Then look up the sounds you’re interested in. Sometimes you can find youtube videos. For example, Rachel’s English is a wonderful channel with a lot of in-depth analysis of American English phonology.

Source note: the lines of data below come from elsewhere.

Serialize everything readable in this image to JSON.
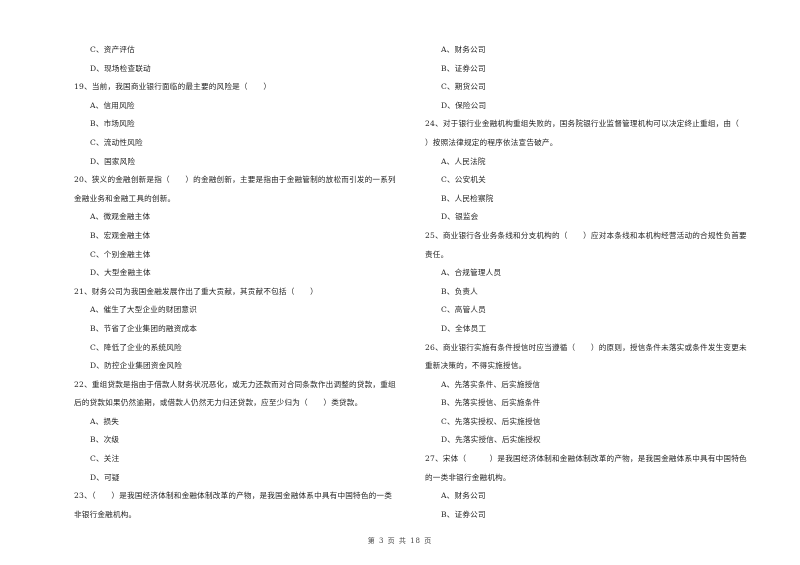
{
  "page": {
    "footer": "第 3 页 共 18 页"
  },
  "left": [
    {
      "type": "opt",
      "text": "C、资产评估"
    },
    {
      "type": "opt",
      "text": "D、现场检查联动"
    },
    {
      "type": "q",
      "text": "19、当前，我国商业银行面临的最主要的风险是（　　）"
    },
    {
      "type": "opt",
      "text": "A、信用风险"
    },
    {
      "type": "opt",
      "text": "B、市场风险"
    },
    {
      "type": "opt",
      "text": "C、流动性风险"
    },
    {
      "type": "opt",
      "text": "D、国家风险"
    },
    {
      "type": "q",
      "text": "20、狭义的金融创新是指（　　）的金融创新，主要是指由于金融管制的放松而引发的一系列"
    },
    {
      "type": "q",
      "text": "金融业务和金融工具的创新。"
    },
    {
      "type": "opt",
      "text": "A、微观金融主体"
    },
    {
      "type": "opt",
      "text": "B、宏观金融主体"
    },
    {
      "type": "opt",
      "text": "C、个别金融主体"
    },
    {
      "type": "opt",
      "text": "D、大型金融主体"
    },
    {
      "type": "q",
      "text": "21、财务公司为我国金融发展作出了重大贡献，其贡献不包括（　　）"
    },
    {
      "type": "opt",
      "text": "A、催生了大型企业的财团意识"
    },
    {
      "type": "opt",
      "text": "B、节省了企业集团的融资成本"
    },
    {
      "type": "opt",
      "text": "C、降低了企业的系统风险"
    },
    {
      "type": "opt",
      "text": "D、防控企业集团资金风险"
    },
    {
      "type": "q",
      "text": "22、重组贷款是指由于借款人财务状况恶化，或无力还款而对合同条款作出调整的贷款，重组"
    },
    {
      "type": "q",
      "text": "后的贷款如果仍然逾期，或借款人仍然无力归还贷款，应至少归为（　　）类贷款。"
    },
    {
      "type": "opt",
      "text": "A、损失"
    },
    {
      "type": "opt",
      "text": "B、次级"
    },
    {
      "type": "opt",
      "text": "C、关注"
    },
    {
      "type": "opt",
      "text": "D、可疑"
    },
    {
      "type": "q",
      "text": "23、（　　）是我国经济体制和金融体制改革的产物，是我国金融体系中具有中国特色的一类"
    },
    {
      "type": "q",
      "text": "非银行金融机构。"
    }
  ],
  "right": [
    {
      "type": "opt",
      "text": "A、财务公司"
    },
    {
      "type": "opt",
      "text": "B、证券公司"
    },
    {
      "type": "opt",
      "text": "C、期货公司"
    },
    {
      "type": "opt",
      "text": "D、保险公司"
    },
    {
      "type": "q",
      "text": "24、对于银行业金融机构重组失败的，国务院银行业监督管理机构可以决定终止重组，由（"
    },
    {
      "type": "q",
      "text": "）按照法律规定的程序依法宣告破产。"
    },
    {
      "type": "opt",
      "text": "A、人民法院"
    },
    {
      "type": "opt",
      "text": "C、公安机关"
    },
    {
      "type": "opt",
      "text": "B、人民检察院"
    },
    {
      "type": "opt",
      "text": "D、银监会"
    },
    {
      "type": "q",
      "text": "25、商业银行各业务条线和分支机构的（　　）应对本条线和本机构经营活动的合规性负首要"
    },
    {
      "type": "q",
      "text": "责任。"
    },
    {
      "type": "opt",
      "text": "A、合规管理人员"
    },
    {
      "type": "opt",
      "text": "B、负责人"
    },
    {
      "type": "opt",
      "text": "C、高管人员"
    },
    {
      "type": "opt",
      "text": "D、全体员工"
    },
    {
      "type": "q",
      "text": "26、商业银行实施有条件授信时应当遵循（　　）的原则，授信条件未落实或条件发生变更未"
    },
    {
      "type": "q",
      "text": "重新决策的，不得实施授信。"
    },
    {
      "type": "opt",
      "text": "A、先落实条件、后实施授信"
    },
    {
      "type": "opt",
      "text": "B、先落实授信、后实施条件"
    },
    {
      "type": "opt",
      "text": "C、先落实授权、后实施授信"
    },
    {
      "type": "opt",
      "text": "D、先落实授信、后实施授权"
    },
    {
      "type": "q",
      "text": "27、宋体（　　　）是我国经济体制和金融体制改革的产物，是我国金融体系中具有中国特色"
    },
    {
      "type": "q",
      "text": "的一类非银行金融机构。"
    },
    {
      "type": "opt",
      "text": "A、财务公司"
    },
    {
      "type": "opt",
      "text": "B、证券公司"
    }
  ]
}
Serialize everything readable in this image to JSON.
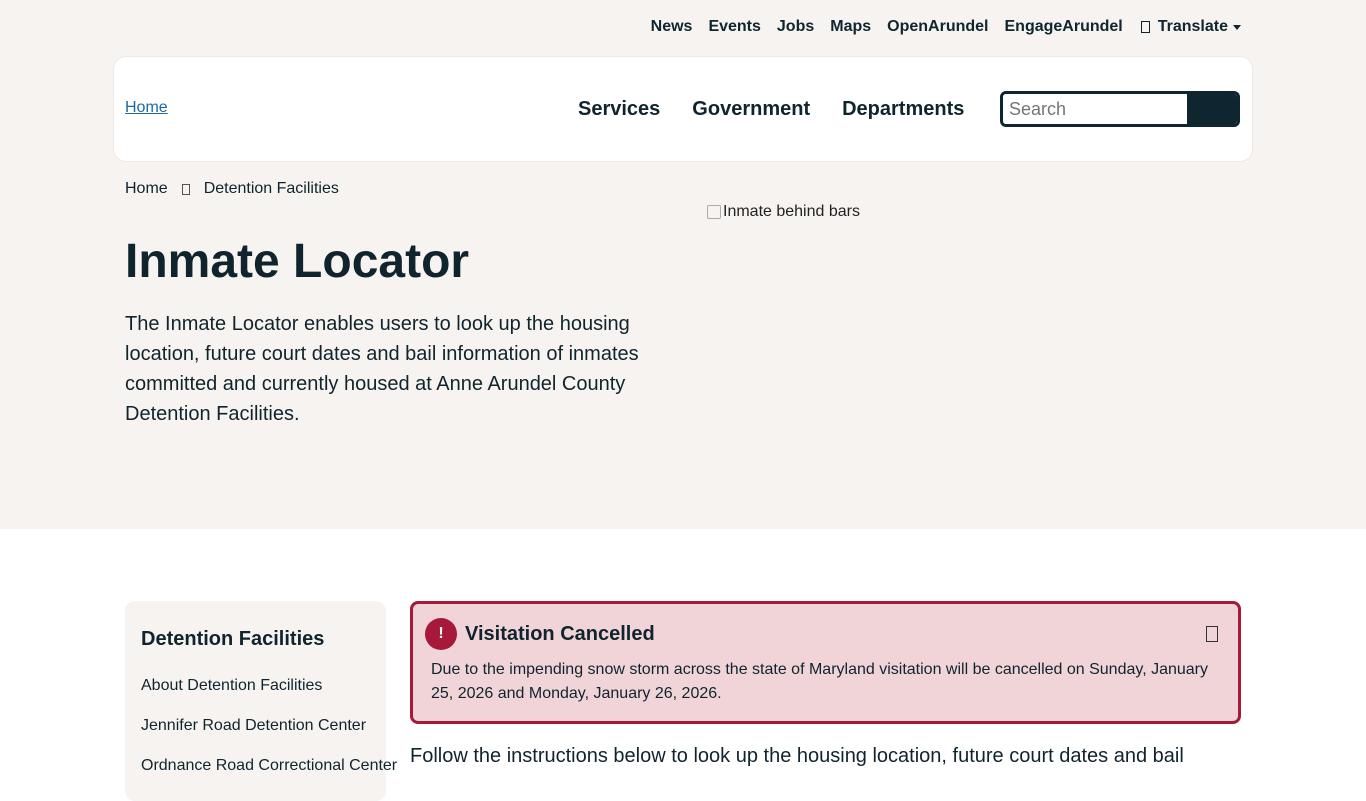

I subsequently search for technical papers (at Google scholar, for example) that address specific points that I find unclear